AIM OF THE TASK
What lines of the data hold the string "name"? Pull each one out.
▬▬▬▬▬▬
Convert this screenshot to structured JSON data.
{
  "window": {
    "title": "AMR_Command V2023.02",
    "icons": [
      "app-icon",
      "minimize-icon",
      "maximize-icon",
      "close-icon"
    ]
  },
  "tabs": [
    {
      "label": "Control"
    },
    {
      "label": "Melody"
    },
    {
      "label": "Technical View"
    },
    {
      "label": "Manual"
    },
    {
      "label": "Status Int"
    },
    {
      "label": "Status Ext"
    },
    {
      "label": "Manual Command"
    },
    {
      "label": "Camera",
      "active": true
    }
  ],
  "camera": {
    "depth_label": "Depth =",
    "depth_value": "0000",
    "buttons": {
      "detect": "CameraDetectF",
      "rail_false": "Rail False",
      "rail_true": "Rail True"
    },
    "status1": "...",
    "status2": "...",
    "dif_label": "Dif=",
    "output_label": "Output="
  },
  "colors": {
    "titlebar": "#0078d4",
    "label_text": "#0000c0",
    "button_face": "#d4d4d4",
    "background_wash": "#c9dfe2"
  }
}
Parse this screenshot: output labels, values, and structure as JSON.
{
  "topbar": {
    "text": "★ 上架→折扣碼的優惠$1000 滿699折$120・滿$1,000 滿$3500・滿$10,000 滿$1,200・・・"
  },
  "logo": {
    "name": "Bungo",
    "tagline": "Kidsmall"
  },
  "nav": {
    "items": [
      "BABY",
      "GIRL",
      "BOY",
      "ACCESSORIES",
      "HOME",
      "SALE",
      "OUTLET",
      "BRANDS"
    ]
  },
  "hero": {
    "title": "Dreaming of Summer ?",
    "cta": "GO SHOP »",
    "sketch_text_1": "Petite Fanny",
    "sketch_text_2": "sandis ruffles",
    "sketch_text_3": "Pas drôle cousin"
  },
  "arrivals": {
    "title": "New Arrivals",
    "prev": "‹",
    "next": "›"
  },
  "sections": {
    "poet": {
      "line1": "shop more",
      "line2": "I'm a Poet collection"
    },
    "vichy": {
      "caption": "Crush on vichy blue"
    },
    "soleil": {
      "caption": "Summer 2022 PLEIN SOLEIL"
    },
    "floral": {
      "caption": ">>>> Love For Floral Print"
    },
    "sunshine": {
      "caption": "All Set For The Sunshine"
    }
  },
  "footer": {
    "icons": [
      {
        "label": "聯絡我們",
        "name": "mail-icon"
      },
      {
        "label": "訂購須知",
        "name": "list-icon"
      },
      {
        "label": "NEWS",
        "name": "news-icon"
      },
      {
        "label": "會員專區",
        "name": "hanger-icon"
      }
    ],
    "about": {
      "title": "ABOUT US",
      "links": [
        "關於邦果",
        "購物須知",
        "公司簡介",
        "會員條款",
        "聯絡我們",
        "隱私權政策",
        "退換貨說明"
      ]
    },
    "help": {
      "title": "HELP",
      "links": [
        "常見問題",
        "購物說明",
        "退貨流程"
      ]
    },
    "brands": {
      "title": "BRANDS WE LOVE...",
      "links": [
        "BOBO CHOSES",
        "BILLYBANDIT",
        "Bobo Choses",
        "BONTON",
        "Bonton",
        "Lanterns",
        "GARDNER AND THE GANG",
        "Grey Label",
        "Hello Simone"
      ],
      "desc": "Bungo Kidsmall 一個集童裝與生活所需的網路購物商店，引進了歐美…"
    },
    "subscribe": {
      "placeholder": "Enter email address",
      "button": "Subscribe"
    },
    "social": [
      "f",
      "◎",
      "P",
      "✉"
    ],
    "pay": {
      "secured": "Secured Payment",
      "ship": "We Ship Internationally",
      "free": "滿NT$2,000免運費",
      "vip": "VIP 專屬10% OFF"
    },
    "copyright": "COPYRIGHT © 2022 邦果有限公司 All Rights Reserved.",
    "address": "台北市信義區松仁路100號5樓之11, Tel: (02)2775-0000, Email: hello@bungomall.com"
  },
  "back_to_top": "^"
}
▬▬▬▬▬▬
RESULT OF THIS EXERCISE
    "name": "Bungo",
        "name": "mail-icon"
        "name": "list-icon"
        "name": "news-icon"
        "name": "hanger-icon"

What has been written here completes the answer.